From the extracted sections we can calculate the concentration factors that we have learned from our cut edge bending tests. One was the delta value – the distance between the inflection points where the slope changes sign. The other is the exponent, where we fit this exponential function into the actual section of the part. And then in the part itself, we determine a maximum strain of 52%.

To compare our simulation results to our test values, we must ask: have we already tested these kinds of strain concentrations, delta and exponent b1? Or do we need to increase our test matrix to get them tested?

For this part in this simulation, we have a Delta of 12, an exponent of -0.09, and a max strain of 52%. From our tests, we have a delta value almost reaching 12 for the 25mm tall sample and our lowest possible exponent is minus 0.2 – it’s not all the way down to 0.1, which is what we are looking for. Figure 23: Looking for the necessary exponent and delta. Diameter: Individual standard deviations are used to calculate the intervals.

But you can see the trend: in general, when we reduce the exponents, the CF max value will also be reduced. The CF max value from the test is approximately between 42% and 52%, and we have the part strain – which is 52% in this case.
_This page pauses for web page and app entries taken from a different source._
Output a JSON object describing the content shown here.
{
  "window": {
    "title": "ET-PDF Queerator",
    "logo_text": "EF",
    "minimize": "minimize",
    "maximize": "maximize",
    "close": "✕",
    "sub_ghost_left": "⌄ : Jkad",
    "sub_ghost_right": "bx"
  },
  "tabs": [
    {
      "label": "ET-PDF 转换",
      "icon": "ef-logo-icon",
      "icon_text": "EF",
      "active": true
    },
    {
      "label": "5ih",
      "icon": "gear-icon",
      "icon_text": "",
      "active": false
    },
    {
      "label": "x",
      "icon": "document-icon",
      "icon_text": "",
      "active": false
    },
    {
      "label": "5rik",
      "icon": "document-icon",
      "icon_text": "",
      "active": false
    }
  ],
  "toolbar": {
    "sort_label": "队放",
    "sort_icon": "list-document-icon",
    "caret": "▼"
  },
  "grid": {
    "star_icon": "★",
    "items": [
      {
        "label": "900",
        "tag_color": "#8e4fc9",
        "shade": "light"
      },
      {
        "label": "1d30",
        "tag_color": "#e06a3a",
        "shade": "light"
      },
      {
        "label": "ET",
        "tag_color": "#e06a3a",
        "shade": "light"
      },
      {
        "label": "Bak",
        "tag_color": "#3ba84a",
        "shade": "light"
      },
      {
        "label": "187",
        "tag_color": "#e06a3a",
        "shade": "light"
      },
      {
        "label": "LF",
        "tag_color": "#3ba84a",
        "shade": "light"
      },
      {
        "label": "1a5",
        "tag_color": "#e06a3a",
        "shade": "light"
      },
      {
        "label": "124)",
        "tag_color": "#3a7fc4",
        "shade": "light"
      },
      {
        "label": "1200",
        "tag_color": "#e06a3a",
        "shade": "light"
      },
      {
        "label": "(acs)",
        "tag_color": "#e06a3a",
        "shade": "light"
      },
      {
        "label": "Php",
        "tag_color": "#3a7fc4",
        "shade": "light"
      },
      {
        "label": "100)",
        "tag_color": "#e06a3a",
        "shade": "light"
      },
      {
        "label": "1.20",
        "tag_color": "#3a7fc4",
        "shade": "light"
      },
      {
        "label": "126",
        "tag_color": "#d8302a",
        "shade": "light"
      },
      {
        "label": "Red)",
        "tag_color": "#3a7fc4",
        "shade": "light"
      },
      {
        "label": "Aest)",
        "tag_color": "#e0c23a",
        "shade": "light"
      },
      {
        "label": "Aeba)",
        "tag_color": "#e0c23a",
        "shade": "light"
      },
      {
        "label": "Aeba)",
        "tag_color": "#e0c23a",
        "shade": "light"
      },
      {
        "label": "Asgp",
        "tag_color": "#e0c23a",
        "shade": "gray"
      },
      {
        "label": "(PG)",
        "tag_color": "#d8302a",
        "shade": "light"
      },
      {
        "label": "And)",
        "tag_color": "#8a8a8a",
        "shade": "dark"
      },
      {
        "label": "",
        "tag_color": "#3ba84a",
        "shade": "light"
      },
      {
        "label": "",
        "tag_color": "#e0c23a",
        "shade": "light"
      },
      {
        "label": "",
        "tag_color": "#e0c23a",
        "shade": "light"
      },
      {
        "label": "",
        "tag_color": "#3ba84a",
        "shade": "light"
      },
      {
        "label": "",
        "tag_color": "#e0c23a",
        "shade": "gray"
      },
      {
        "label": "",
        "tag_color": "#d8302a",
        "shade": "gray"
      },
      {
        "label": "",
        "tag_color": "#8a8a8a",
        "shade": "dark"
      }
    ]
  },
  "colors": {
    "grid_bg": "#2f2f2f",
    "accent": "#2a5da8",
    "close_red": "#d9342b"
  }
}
This indicates that the material is at a high risk of necking if we accept this kind of forming sequence.

This is how we think this new bending test could be implemented into actual AHSS parts – with a little bit higher safety margin compared to using maximum strains – by calculating for necking strain rather than failure strain.

## Summary: a useful new cut edge bending test that needs to industrial validation

• This new Cut Edge Bending Test is simpler than the double-bending test and very quick to set up.
• Analysis of results can almost be fully automated.
• You can test different strain gradients along and normal to the cut edge, and they are simple to vary: e.g., the height of the sample, the knife radius, etc.
• You get both geometrical (CF-Angle or necking angle) and necking strain (CF-Max) results, so you can compare strain for simulation limits and compare materials to each other with geometrical results.
• You can test shear edges, applying different cutting angles and clearances.
• Applying pre-straining is very simple compared to the hole expansion test, where it’s very difficult to do.
• We would like to suggest this test has a practical implementation for forming simulations; but this is to be validated in industrial test cases.
• One drawback: this test delivers no strain gradients through the thickness direction – another parameter that potentially adds complexity to the challenging world of cut edge strains.

Do you have a project that requires testing for cut edge ductility – and you would like us to review how you are determining ductility? Contact us.